> **MATERIAL PROVIDED**:
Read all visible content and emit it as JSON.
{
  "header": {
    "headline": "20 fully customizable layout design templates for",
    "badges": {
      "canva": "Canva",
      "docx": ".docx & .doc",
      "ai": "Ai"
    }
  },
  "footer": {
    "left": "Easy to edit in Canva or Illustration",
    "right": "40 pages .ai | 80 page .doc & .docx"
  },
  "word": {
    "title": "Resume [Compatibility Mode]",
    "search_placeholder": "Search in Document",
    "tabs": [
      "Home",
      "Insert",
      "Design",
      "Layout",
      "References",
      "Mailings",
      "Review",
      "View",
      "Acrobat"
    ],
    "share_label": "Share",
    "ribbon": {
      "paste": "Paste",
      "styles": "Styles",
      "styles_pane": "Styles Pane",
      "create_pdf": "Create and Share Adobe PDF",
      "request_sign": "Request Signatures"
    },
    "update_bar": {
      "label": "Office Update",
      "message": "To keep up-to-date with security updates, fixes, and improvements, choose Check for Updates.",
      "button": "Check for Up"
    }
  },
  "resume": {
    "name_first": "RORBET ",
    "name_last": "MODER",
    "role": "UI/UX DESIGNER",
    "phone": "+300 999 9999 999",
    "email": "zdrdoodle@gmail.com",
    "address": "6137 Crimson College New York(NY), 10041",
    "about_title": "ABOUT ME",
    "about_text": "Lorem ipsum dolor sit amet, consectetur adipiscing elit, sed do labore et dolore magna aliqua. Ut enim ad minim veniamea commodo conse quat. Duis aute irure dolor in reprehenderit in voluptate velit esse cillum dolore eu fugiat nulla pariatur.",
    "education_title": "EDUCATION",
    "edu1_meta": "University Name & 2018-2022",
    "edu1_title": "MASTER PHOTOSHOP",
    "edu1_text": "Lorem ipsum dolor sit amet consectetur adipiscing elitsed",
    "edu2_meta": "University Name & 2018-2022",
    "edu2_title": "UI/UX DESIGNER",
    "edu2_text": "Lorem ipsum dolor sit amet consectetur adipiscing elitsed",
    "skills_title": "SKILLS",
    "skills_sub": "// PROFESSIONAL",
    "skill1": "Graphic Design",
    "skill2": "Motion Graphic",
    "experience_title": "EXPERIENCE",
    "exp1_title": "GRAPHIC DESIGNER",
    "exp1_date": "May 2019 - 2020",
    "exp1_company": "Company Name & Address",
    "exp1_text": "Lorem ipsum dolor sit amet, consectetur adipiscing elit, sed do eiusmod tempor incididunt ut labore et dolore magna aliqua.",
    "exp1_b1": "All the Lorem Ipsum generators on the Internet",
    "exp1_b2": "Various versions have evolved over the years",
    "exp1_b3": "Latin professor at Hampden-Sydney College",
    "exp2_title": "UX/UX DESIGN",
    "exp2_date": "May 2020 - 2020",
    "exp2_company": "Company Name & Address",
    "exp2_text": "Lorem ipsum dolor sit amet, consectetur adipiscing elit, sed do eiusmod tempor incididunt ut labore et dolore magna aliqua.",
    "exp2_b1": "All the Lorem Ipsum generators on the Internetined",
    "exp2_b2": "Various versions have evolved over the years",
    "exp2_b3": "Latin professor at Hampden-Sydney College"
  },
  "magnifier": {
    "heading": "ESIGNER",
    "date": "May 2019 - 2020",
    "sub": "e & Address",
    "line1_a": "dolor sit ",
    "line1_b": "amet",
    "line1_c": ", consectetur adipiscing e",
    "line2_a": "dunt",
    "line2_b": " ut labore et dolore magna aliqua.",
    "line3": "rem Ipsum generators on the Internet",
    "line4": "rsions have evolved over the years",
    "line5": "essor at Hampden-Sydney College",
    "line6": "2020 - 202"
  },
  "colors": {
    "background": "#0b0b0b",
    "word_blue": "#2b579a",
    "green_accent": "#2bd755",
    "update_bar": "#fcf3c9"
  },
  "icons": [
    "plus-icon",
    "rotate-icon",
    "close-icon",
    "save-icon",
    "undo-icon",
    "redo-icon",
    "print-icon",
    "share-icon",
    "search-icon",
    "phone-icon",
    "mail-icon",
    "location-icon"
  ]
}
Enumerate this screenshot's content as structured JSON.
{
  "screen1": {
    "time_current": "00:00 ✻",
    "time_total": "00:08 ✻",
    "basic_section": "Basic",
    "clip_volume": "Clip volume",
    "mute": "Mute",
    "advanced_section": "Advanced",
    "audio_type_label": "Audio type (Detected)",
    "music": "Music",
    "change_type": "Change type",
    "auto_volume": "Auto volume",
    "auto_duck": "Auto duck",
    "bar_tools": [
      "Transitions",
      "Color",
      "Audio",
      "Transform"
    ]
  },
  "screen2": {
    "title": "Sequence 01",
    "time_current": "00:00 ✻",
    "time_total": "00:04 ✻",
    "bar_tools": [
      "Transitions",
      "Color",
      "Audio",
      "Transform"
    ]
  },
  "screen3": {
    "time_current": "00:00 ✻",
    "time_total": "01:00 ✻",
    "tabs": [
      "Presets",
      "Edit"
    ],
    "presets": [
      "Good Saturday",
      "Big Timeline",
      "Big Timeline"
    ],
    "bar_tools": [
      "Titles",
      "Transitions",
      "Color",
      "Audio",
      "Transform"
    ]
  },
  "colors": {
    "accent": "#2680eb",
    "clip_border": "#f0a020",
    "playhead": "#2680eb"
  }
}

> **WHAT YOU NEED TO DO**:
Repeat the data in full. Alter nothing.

> **WRITTEN REPLY**:
Read all visible content and emit it as JSON.
{
  "header": {
    "headline": "20 fully customizable layout design templates for",
    "badges": {
      "canva": "Canva",
      "docx": ".docx & .doc",
      "ai": "Ai"
    }
  },
  "footer": {
    "left": "Easy to edit in Canva or Illustration",
    "right": "40 pages .ai | 80 page .doc & .docx"
  },
  "word": {
    "title": "Resume [Compatibility Mode]",
    "search_placeholder": "Search in Document",
    "tabs": [
      "Home",
      "Insert",
      "Design",
      "Layout",
      "References",
      "Mailings",
      "Review",
      "View",
      "Acrobat"
    ],
    "share_label": "Share",
    "ribbon": {
      "paste": "Paste",
      "styles": "Styles",
      "styles_pane": "Styles Pane",
      "create_pdf": "Create and Share Adobe PDF",
      "request_sign": "Request Signatures"
    },
    "update_bar": {
      "label": "Office Update",
      "message": "To keep up-to-date with security updates, fixes, and improvements, choose Check for Updates.",
      "button": "Check for Up"
    }
  },
  "resume": {
    "name_first": "RORBET ",
    "name_last": "MODER",
    "role": "UI/UX DESIGNER",
    "phone": "+300 999 9999 999",
    "email": "zdrdoodle@gmail.com",
    "address": "6137 Crimson College New York(NY), 10041",
    "about_title": "ABOUT ME",
    "about_text": "Lorem ipsum dolor sit amet, consectetur adipiscing elit, sed do labore et dolore magna aliqua. Ut enim ad minim veniamea commodo conse quat. Duis aute irure dolor in reprehenderit in voluptate velit esse cillum dolore eu fugiat nulla pariatur.",
    "education_title": "EDUCATION",
    "edu1_meta": "University Name & 2018-2022",
    "edu1_title": "MASTER PHOTOSHOP",
    "edu1_text": "Lorem ipsum dolor sit amet consectetur adipiscing elitsed",
    "edu2_meta": "University Name & 2018-2022",
    "edu2_title": "UI/UX DESIGNER",
    "edu2_text": "Lorem ipsum dolor sit amet consectetur adipiscing elitsed",
    "skills_title": "SKILLS",
    "skills_sub": "// PROFESSIONAL",
    "skill1": "Graphic Design",
    "skill2": "Motion Graphic",
    "experience_title": "EXPERIENCE",
    "exp1_title": "GRAPHIC DESIGNER",
    "exp1_date": "May 2019 - 2020",
    "exp1_company": "Company Name & Address",
    "exp1_text": "Lorem ipsum dolor sit amet, consectetur adipiscing elit, sed do eiusmod tempor incididunt ut labore et dolore magna aliqua.",
    "exp1_b1": "All the Lorem Ipsum generators on the Internet",
    "exp1_b2": "Various versions have evolved over the years",
    "exp1_b3": "Latin professor at Hampden-Sydney College",
    "exp2_title": "UX/UX DESIGN",
    "exp2_date": "May 2020 - 2020",
    "exp2_company": "Company Name & Address",
    "exp2_text": "Lorem ipsum dolor sit amet, consectetur adipiscing elit, sed do eiusmod tempor incididunt ut labore et dolore magna aliqua.",
    "exp2_b1": "All the Lorem Ipsum generators on the Internetined",
    "exp2_b2": "Various versions have evolved over the years",
    "exp2_b3": "Latin professor at Hampden-Sydney College"
  },
  "magnifier": {
    "heading": "ESIGNER",
    "date": "May 2019 - 2020",
    "sub": "e & Address",
    "line1_a": "dolor sit ",
    "line1_b": "amet",
    "line1_c": ", consectetur adipiscing e",
    "line2_a": "dunt",
    "line2_b": " ut labore et dolore magna aliqua.",
    "line3": "rem Ipsum generators on the Internet",
    "line4": "rsions have evolved over the years",
    "line5": "essor at Hampden-Sydney College",
    "line6": "2020 - 202"
  },
  "colors": {
    "background": "#0b0b0b",
    "word_blue": "#2b579a",
    "green_accent": "#2bd755",
    "update_bar": "#fcf3c9"
  },
  "icons": [
    "plus-icon",
    "rotate-icon",
    "close-icon",
    "save-icon",
    "undo-icon",
    "redo-icon",
    "print-icon",
    "share-icon",
    "search-icon",
    "phone-icon",
    "mail-icon",
    "location-icon"
  ]
}
Enumerate this screenshot's content as structured JSON.
{
  "screen1": {
    "time_current": "00:00 ✻",
    "time_total": "00:08 ✻",
    "basic_section": "Basic",
    "clip_volume": "Clip volume",
    "mute": "Mute",
    "advanced_section": "Advanced",
    "audio_type_label": "Audio type (Detected)",
    "music": "Music",
    "change_type": "Change type",
    "auto_volume": "Auto volume",
    "auto_duck": "Auto duck",
    "bar_tools": [
      "Transitions",
      "Color",
      "Audio",
      "Transform"
    ]
  },
  "screen2": {
    "title": "Sequence 01",
    "time_current": "00:00 ✻",
    "time_total": "00:04 ✻",
    "bar_tools": [
      "Transitions",
      "Color",
      "Audio",
      "Transform"
    ]
  },
  "screen3": {
    "time_current": "00:00 ✻",
    "time_total": "01:00 ✻",
    "tabs": [
      "Presets",
      "Edit"
    ],
    "presets": [
      "Good Saturday",
      "Big Timeline",
      "Big Timeline"
    ],
    "bar_tools": [
      "Titles",
      "Transitions",
      "Color",
      "Audio",
      "Transform"
    ]
  },
  "colors": {
    "accent": "#2680eb",
    "clip_border": "#f0a020",
    "playhead": "#2680eb"
  }
}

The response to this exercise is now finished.